Human traces, an exhibition for all

The exhibition “Human traces, Loire-Atlantique from Pre-Historic times to the Vikings” presents to the general public a panorama of the human adventure that took place on a unique territory characterized by its estuary and the ocean, it shows the obstacles that migrating populations had to overcome and the roads that all influential powers travelled.

2,800 objects, among which 600 have been restored for this instance, illustrate the history of Nantes and the department, from the beginning of time to the year one thousand. Marie-Hélène Santrot, the curator, selected new objects from the newly restored collections of the museum.
But, in order to also highlight recent acquisitions, the museum obtained from the Pays de la Loire regional Archaeology Department and the city of Rezé, temporary loans of numerous objects that had until then been kept in storehouses. Individuals have also generously contributed to this exhibition.
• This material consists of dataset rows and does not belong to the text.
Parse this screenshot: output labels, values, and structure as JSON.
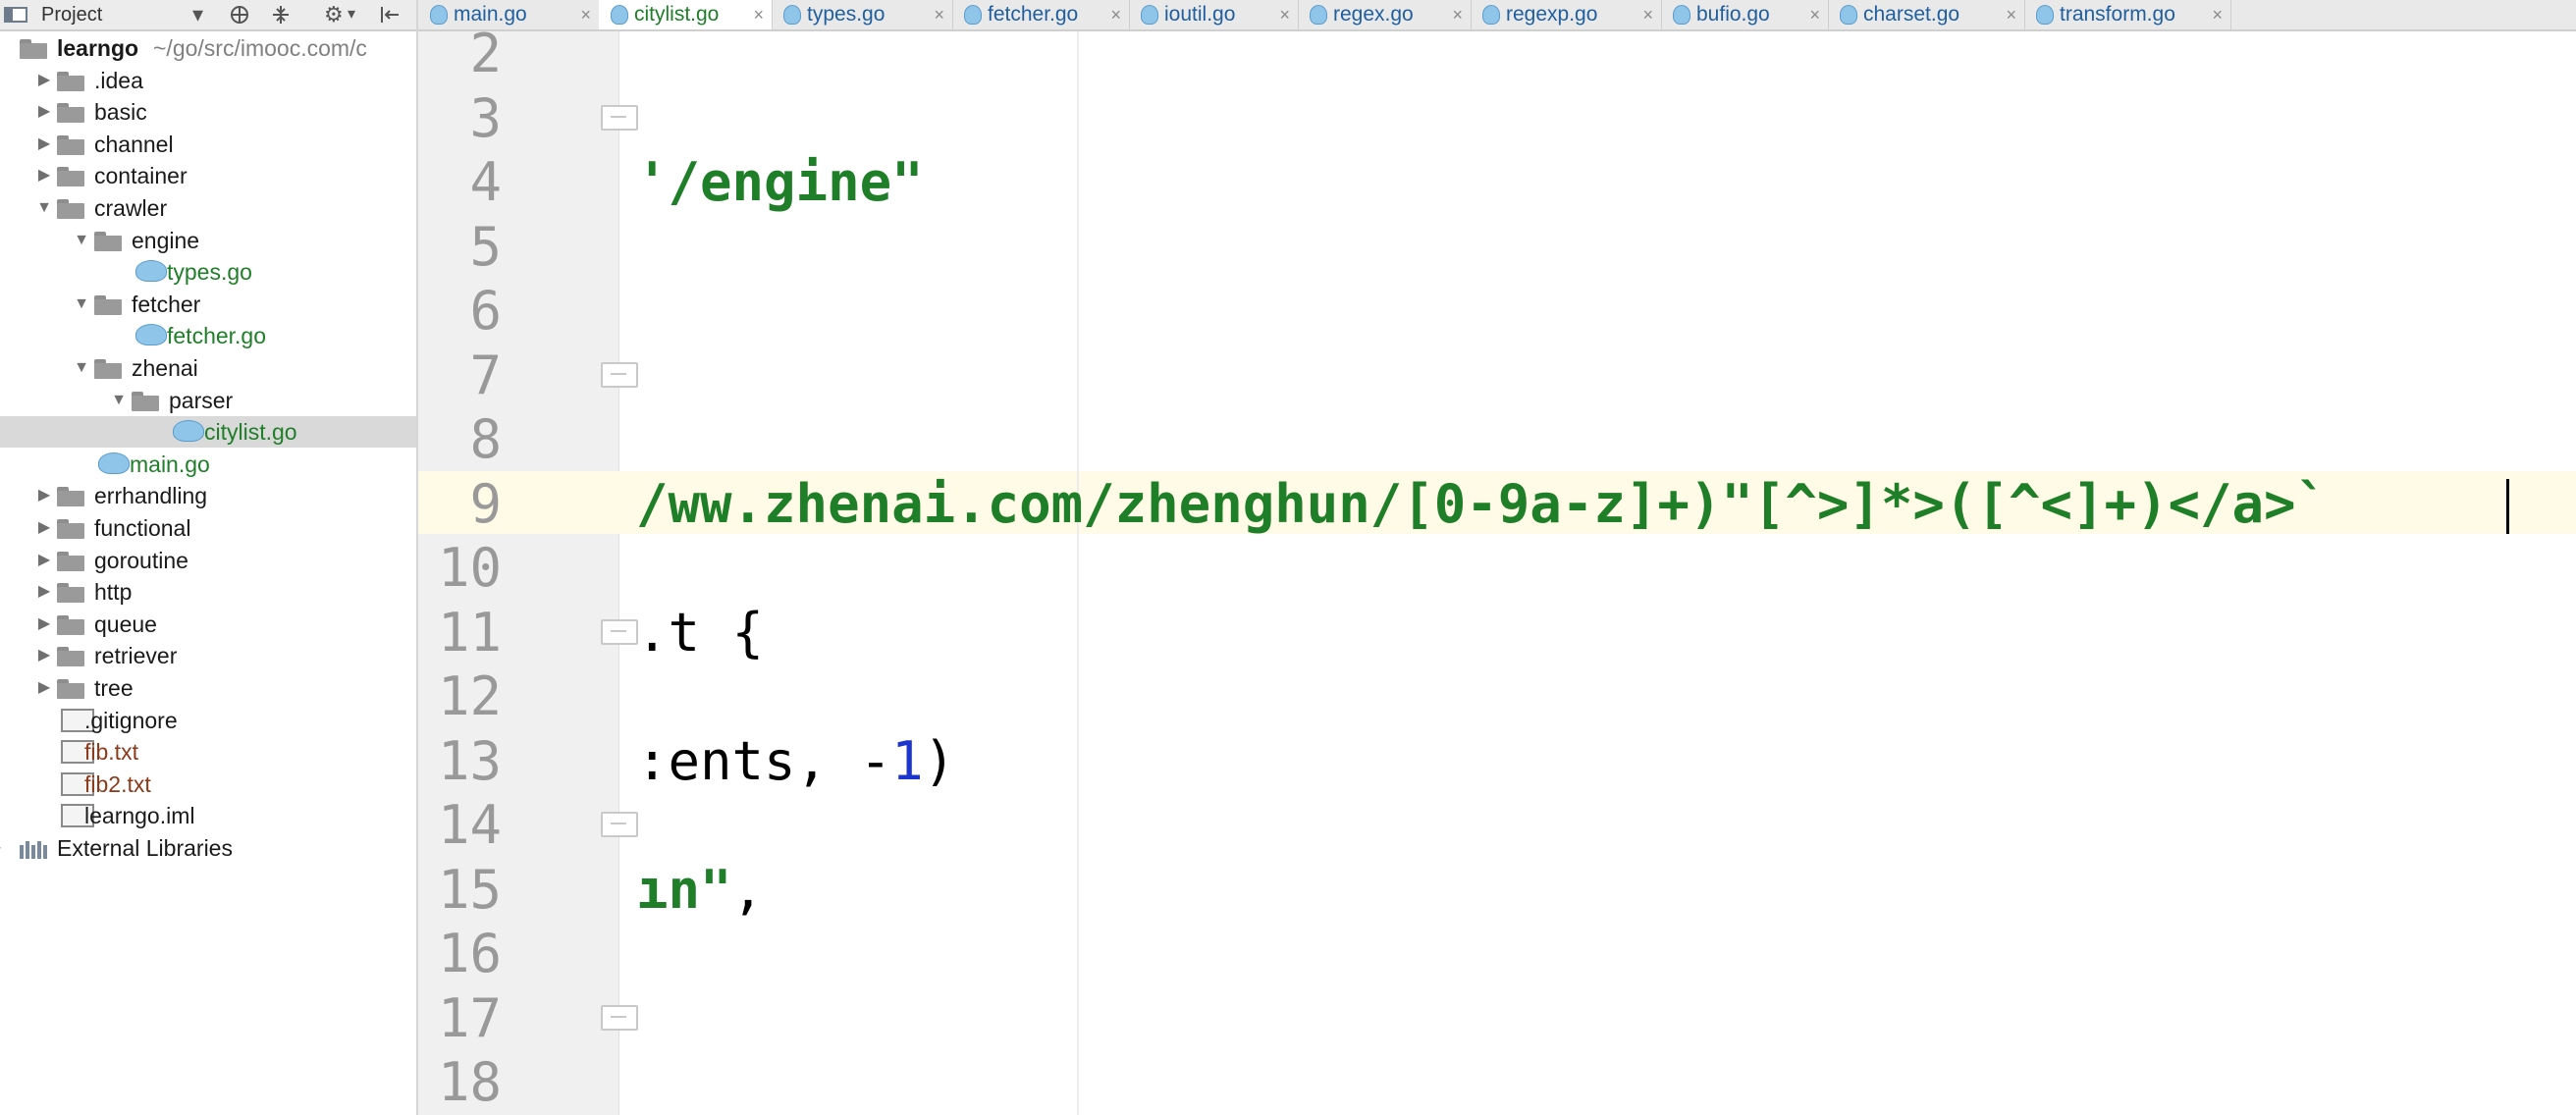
{
  "project_panel": {
    "title": "Project",
    "toolbar_icons": [
      "chevron-down-icon",
      "crosshair-icon",
      "collapse-icon",
      "gear-icon",
      "hide-icon"
    ]
  },
  "tree": [
    {
      "label": "learngo",
      "hint": " ~/go/src/imooc.com/c",
      "type": "module",
      "indent": 0,
      "expanded": true
    },
    {
      "label": ".idea",
      "type": "folder",
      "indent": 1,
      "expanded": false
    },
    {
      "label": "basic",
      "type": "folder",
      "indent": 1,
      "expanded": false
    },
    {
      "label": "channel",
      "type": "folder",
      "indent": 1,
      "expanded": false
    },
    {
      "label": "container",
      "type": "folder",
      "indent": 1,
      "expanded": false
    },
    {
      "label": "crawler",
      "type": "folder",
      "indent": 1,
      "expanded": true
    },
    {
      "label": "engine",
      "type": "folder",
      "indent": 2,
      "expanded": true
    },
    {
      "label": "types.go",
      "type": "go",
      "indent": 3
    },
    {
      "label": "fetcher",
      "type": "folder",
      "indent": 2,
      "expanded": true
    },
    {
      "label": "fetcher.go",
      "type": "go",
      "indent": 3
    },
    {
      "label": "zhenai",
      "type": "folder",
      "indent": 2,
      "expanded": true
    },
    {
      "label": "parser",
      "type": "folder",
      "indent": 3,
      "expanded": true
    },
    {
      "label": "citylist.go",
      "type": "go",
      "indent": 4,
      "selected": true
    },
    {
      "label": "main.go",
      "type": "go",
      "indent": 2
    },
    {
      "label": "errhandling",
      "type": "folder",
      "indent": 1,
      "expanded": false
    },
    {
      "label": "functional",
      "type": "folder",
      "indent": 1,
      "expanded": false
    },
    {
      "label": "goroutine",
      "type": "folder",
      "indent": 1,
      "expanded": false
    },
    {
      "label": "http",
      "type": "folder",
      "indent": 1,
      "expanded": false
    },
    {
      "label": "queue",
      "type": "folder",
      "indent": 1,
      "expanded": false
    },
    {
      "label": "retriever",
      "type": "folder",
      "indent": 1,
      "expanded": false
    },
    {
      "label": "tree",
      "type": "folder",
      "indent": 1,
      "expanded": false
    },
    {
      "label": ".gitignore",
      "type": "file",
      "indent": 1
    },
    {
      "label": "fib.txt",
      "type": "file-brown",
      "indent": 1
    },
    {
      "label": "fib2.txt",
      "type": "file-brown",
      "indent": 1
    },
    {
      "label": "learngo.iml",
      "type": "file",
      "indent": 1
    },
    {
      "label": "External Libraries",
      "type": "lib",
      "indent": 0,
      "expanded": false
    }
  ],
  "tabs": [
    {
      "label": "main.go",
      "active": false
    },
    {
      "label": "citylist.go",
      "active": true
    },
    {
      "label": "types.go",
      "active": false
    },
    {
      "label": "fetcher.go",
      "active": false
    },
    {
      "label": "ioutil.go",
      "active": false
    },
    {
      "label": "regex.go",
      "active": false
    },
    {
      "label": "regexp.go",
      "active": false
    },
    {
      "label": "bufio.go",
      "active": false
    },
    {
      "label": "charset.go",
      "active": false
    },
    {
      "label": "transform.go",
      "active": false
    }
  ],
  "tab_close_glyph": "×",
  "editor": {
    "current_line": 9,
    "lines": [
      {
        "num": "2",
        "parts": []
      },
      {
        "num": "3",
        "parts": [],
        "fold": true
      },
      {
        "num": "4",
        "parts": [
          {
            "t": "'/engine\"",
            "c": "str"
          }
        ]
      },
      {
        "num": "5",
        "parts": []
      },
      {
        "num": "6",
        "parts": []
      },
      {
        "num": "7",
        "parts": [],
        "fold": true
      },
      {
        "num": "8",
        "parts": []
      },
      {
        "num": "9",
        "parts": [
          {
            "t": "/ww.zhenai.com/zhenghun/[0-9a-z]+)\"[^>]*>([^<]+)</a>`",
            "c": "str"
          }
        ]
      },
      {
        "num": "10",
        "parts": []
      },
      {
        "num": "11",
        "parts": [
          {
            "t": ".t {",
            "c": ""
          }
        ],
        "fold": true
      },
      {
        "num": "12",
        "parts": []
      },
      {
        "num": "13",
        "parts": [
          {
            "t": ":ents, -",
            "c": ""
          },
          {
            "t": "1",
            "c": "num"
          },
          {
            "t": ")",
            "c": ""
          }
        ]
      },
      {
        "num": "14",
        "parts": [],
        "fold": true
      },
      {
        "num": "15",
        "parts": [
          {
            "t": "ın\"",
            "c": "str"
          },
          {
            "t": ",",
            "c": ""
          }
        ]
      },
      {
        "num": "16",
        "parts": []
      },
      {
        "num": "17",
        "parts": [],
        "fold": true
      },
      {
        "num": "18",
        "parts": []
      }
    ]
  }
}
In order to facilitate the access to a difficult culture, ten large panoramas, nine scenes and maps illustrate different time periods.
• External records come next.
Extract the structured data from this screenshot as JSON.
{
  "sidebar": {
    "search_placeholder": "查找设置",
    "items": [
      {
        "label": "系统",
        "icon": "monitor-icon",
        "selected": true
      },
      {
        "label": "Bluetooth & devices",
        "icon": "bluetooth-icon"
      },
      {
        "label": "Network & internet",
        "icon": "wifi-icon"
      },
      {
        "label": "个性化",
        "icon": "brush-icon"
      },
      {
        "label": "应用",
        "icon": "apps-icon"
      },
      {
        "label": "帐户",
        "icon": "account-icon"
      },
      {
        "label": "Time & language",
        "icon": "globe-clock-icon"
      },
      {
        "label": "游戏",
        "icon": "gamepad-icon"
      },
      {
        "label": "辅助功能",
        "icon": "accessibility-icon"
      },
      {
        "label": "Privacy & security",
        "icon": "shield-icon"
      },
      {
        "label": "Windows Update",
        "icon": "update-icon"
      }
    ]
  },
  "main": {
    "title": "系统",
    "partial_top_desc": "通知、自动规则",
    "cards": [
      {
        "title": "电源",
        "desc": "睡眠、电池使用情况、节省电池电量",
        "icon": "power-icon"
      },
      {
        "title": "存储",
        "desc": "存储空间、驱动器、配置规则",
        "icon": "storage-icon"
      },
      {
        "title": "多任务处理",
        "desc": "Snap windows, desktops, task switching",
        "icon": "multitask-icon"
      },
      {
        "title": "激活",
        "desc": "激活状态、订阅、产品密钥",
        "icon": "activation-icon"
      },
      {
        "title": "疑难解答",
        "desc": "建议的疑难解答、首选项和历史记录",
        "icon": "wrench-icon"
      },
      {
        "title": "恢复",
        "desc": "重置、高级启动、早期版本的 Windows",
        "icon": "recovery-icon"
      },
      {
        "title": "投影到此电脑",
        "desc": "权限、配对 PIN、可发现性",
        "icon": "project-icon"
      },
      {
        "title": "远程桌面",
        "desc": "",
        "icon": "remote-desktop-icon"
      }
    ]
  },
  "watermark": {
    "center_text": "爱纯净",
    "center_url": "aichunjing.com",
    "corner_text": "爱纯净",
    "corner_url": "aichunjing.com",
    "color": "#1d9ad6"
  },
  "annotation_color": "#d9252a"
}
Gérald Musch, painter and graphic designer in Belle-île-en-Mer (Morbihan), painted panoramas of the Loire River and the region’s coastlines representing the climate, the fauna, the flora, the habitations, and the human activities during pre-historic and historic times.
Michel Politzer, visual artist and illustrator in Plumergat (Morbihan), conceived scenes and clay figurines to help illustrate the gestures of the times and to demonstrate how to use the objects presented.
The archaeologist Lionel Pirault (INRAP) put together two reconstitutions of the city of Rezé under the High Empire and during the Merovingian era.
All these works have been laid out by Joël and Sylvie Jupin, museographers and graphic designers in Trangé (Sarthe), who conceived a clear and rich museography that takes into account younger visitors.
There are also four screens available to watch a selection or twenty, short archaeological films.
With the creation of an additional gallery and close to 600 m² of exhibition, the surface dedicated to archaeology at the Dobrée museum has thus doubled and, thanks to its gardens, about 450 m² of the exhibition are accessible visitors with reduced mobility.